The event coordinators then went on to divide the participants into three groups, which gathered common immigrant misconceptions. Group 2 brainstormed, “Immigrants are here to steal jobs,” “Immigrants are criminals,” “Immigrants are less educated,” “Immigrants don’t want to assimilate,” “Immigrants take advantage of government funded programs,” “All immigrants are illegal,” “People of color are quicker to be termed immigrants,” “Immigrants don’t contribute to society,” “One narrative fits every immigrant,” “Immigrants don’t have right to complain about discrimination,” and “Immigrants are the perpetrator not the victim.” Following the brainstorming session, participants were asked to gather around in a circle to discuss these misconceptions.

One participant remarked that the complacency she saw in Caucasians was threatening because, as she states, “History is a circle, not a line of regression.” One participant noted that the reason why such misconceptions existed were likely because, “the media plays a big role in negative stereotypes of immigrants.” Another noted that it was education, not the media, at fault, believing that “young minds need to be guided in the right direction.” A DACA (Deferred Action for Childhood Arrivals) recipient stated, “As a DACA recipient, I internalize a lot of immigrant stereotypes and have to remind myself that I am more than what they say I am.”

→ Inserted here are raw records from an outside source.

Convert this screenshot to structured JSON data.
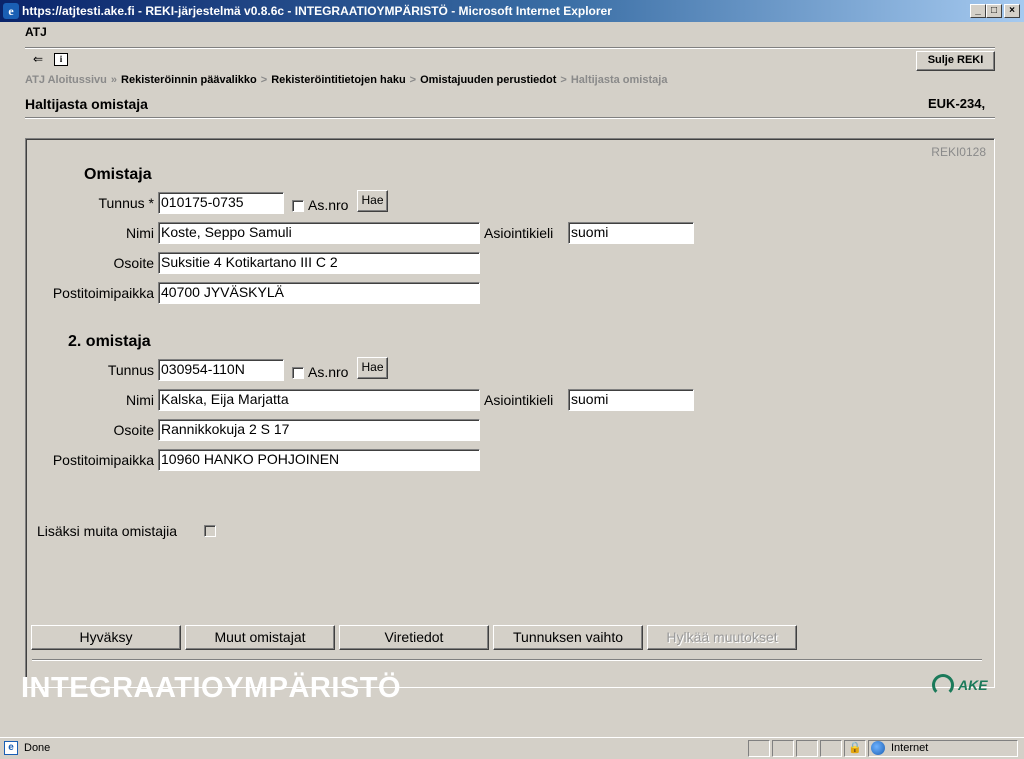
{
  "window": {
    "title": "https://atjtesti.ake.fi - REKI-järjestelmä v0.8.6c - INTEGRAATIOYMPÄRISTÖ - Microsoft Internet Explorer",
    "minimize": "_",
    "maximize": "□",
    "close": "×"
  },
  "app": {
    "name": "ATJ",
    "close_button": "Sulje REKI",
    "back_glyph": "⇐",
    "info_glyph": "i"
  },
  "breadcrumb": {
    "items": [
      "ATJ Aloitussivu",
      "Rekisteröinnin päävalikko",
      "Rekisteröintitietojen haku",
      "Omistajuuden perustiedot",
      "Haltijasta omistaja"
    ],
    "separators": [
      "»",
      ">",
      ">",
      ">"
    ]
  },
  "page": {
    "title": "Haltijasta omistaja",
    "registration": "EUK-234,",
    "form_code": "REKI0128"
  },
  "owner1": {
    "heading": "Omistaja",
    "id_label": "Tunnus *",
    "id_value": "010175-0735",
    "asnro_label": "As.nro",
    "search_button": "Hae",
    "name_label": "Nimi",
    "name_value": "Koste, Seppo Samuli",
    "language_label": "Asiointikieli",
    "language_value": "suomi",
    "address_label": "Osoite",
    "address_value": "Suksitie 4 Kotikartano III  C 2",
    "postal_label": "Postitoimipaikka",
    "postal_value": "40700  JYVÄSKYLÄ"
  },
  "owner2": {
    "heading": "2. omistaja",
    "id_label": "Tunnus",
    "id_value": "030954-110N",
    "asnro_label": "As.nro",
    "search_button": "Hae",
    "name_label": "Nimi",
    "name_value": "Kalska, Eija Marjatta",
    "language_label": "Asiointikieli",
    "language_value": "suomi",
    "address_label": "Osoite",
    "address_value": "Rannikkokuja 2 S 17",
    "postal_label": "Postitoimipaikka",
    "postal_value": "10960  HANKO POHJOINEN"
  },
  "extra_owners_label": "Lisäksi muita omistajia",
  "buttons": {
    "accept": "Hyväksy",
    "other_owners": "Muut omistajat",
    "vehicle_data": "Viretiedot",
    "change_id": "Tunnuksen vaihto",
    "discard": "Hylkää muutokset"
  },
  "environment": "INTEGRAATIOYMPÄRISTÖ",
  "logo_text": "AKE",
  "status": {
    "text": "Done",
    "zone": "Internet",
    "done_glyph": "e",
    "lock_glyph": "🔒"
  },
  "colors": {
    "title_bar": "#0a246a",
    "logo_green": "#1b7a5a",
    "window_bg": "#d4d0c8"
  }
}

A discussion regarding identity in the face of immigrant stereotypes followed, where one participant mentioned, “my identity is stripped because I have to work hard to fit in,” and “[an immigrant is] treated as a tool not as a human being.” People also spoke about the hardships immigrants must face when arriving in the U.S.: ”I have to prove myself 10 times over if I want to live here” and “If you walk in and you’re dark, you’re seen as, at worst, a leech and, at best, a replacement.” Others spoke about how arriving in the U.S. has forced them to reconfigure their identity, as “it’s like swinging on a pendulum; not quite one thing but not quite the other.” But the discussion ended on a positive note, with one individual remarking that, “Maybe in a 100 years, old New England names will include “Chang” or “Patel,” as well as the ones today. “That’s a dream we should make into a reality,” was the ending note of an event that delved deep into misconceptions about immigrants and our duty as citizens to dismantle them.